Gather each line containing the string "time" from these entries.

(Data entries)
____

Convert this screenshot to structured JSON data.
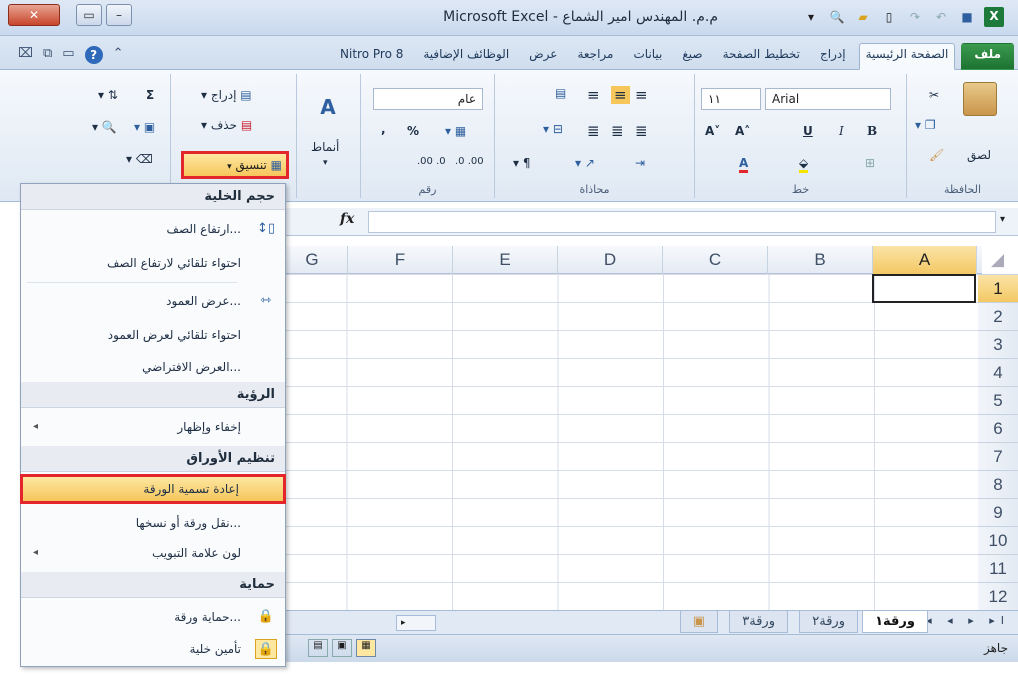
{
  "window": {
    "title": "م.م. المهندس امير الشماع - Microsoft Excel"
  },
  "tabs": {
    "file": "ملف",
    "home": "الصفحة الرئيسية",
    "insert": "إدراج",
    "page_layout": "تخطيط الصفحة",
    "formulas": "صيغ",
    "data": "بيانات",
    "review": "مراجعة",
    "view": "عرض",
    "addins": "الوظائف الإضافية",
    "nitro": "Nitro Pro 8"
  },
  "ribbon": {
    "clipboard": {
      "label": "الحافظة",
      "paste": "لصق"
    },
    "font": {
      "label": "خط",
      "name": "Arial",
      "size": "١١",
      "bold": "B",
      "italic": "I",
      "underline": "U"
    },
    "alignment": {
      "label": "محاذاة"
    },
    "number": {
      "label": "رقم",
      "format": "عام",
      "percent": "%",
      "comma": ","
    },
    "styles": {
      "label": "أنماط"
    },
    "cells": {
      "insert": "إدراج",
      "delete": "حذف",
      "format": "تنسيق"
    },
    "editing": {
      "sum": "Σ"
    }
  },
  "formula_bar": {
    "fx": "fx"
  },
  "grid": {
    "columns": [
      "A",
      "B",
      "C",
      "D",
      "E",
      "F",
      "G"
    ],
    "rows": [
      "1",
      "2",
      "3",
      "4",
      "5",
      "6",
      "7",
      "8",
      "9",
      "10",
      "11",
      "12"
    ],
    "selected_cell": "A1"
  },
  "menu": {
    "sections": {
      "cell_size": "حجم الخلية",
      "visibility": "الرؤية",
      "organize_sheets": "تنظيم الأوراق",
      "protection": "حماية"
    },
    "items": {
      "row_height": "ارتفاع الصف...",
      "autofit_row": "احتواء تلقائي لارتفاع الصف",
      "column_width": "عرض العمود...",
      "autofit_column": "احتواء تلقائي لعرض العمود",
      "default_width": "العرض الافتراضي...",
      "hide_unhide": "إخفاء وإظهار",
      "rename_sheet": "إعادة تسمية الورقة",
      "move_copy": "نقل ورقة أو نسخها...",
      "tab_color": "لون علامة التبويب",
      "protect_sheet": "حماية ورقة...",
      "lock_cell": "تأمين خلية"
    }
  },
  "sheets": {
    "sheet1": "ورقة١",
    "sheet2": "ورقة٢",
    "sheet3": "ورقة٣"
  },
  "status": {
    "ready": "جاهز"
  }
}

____

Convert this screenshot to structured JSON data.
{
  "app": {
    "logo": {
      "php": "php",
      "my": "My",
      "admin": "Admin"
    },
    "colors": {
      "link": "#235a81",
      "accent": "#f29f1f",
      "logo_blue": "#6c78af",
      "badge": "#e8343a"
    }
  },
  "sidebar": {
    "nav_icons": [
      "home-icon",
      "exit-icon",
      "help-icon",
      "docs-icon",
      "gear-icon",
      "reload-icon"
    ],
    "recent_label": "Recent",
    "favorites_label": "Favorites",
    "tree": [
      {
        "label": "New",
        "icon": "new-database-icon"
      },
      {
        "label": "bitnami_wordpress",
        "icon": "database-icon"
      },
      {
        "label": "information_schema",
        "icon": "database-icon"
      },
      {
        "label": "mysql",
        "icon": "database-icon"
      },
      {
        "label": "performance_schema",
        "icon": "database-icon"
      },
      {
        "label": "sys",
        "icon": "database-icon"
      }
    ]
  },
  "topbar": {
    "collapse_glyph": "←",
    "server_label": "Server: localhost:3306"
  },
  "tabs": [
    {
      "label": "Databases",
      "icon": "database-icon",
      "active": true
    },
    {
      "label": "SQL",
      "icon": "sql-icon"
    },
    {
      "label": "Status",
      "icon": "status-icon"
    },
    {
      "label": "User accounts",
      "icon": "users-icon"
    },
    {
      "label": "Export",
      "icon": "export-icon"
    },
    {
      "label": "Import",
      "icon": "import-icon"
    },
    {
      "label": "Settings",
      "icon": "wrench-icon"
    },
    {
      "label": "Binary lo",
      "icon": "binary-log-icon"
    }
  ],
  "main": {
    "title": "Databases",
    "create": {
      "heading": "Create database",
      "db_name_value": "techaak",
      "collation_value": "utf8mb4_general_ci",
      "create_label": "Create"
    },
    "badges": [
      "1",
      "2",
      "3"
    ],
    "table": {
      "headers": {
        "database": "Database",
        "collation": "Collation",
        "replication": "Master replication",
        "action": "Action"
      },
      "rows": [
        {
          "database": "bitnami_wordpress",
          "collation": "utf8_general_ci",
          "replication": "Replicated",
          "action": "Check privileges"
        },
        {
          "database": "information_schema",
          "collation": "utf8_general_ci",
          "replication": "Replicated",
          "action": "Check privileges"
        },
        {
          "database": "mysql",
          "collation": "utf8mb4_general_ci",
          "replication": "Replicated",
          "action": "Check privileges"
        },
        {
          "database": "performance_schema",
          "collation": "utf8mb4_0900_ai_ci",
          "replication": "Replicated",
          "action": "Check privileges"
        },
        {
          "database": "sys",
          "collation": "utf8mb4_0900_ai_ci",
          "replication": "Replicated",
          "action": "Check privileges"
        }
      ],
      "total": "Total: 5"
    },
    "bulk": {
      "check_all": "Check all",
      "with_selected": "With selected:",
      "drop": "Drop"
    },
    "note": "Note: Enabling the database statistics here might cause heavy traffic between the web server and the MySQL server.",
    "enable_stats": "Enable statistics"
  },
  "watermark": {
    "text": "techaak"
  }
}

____

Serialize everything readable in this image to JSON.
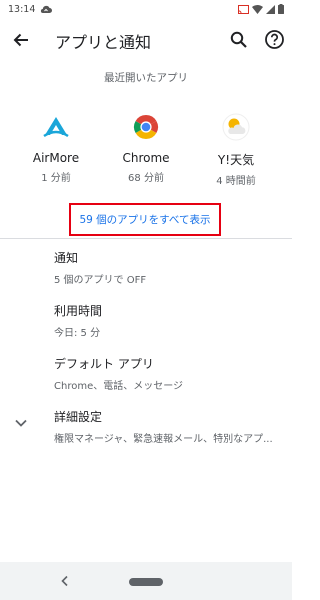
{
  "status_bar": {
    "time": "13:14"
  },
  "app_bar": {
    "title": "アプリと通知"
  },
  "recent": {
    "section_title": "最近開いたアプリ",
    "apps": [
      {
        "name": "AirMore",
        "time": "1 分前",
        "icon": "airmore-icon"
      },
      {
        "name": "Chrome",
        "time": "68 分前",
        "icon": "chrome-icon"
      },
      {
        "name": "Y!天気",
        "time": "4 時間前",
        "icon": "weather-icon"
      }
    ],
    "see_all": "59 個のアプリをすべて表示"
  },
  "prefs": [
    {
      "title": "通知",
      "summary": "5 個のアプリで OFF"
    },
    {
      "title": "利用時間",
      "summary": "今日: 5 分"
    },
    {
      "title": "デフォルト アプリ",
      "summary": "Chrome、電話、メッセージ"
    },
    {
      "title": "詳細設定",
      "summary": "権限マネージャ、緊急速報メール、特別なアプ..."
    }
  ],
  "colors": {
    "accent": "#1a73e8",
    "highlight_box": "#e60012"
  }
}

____

### Answer below
    "time": "13:14"
        "time": "1 分前",
        "time": "68 分前",
        "time": "4 時間前",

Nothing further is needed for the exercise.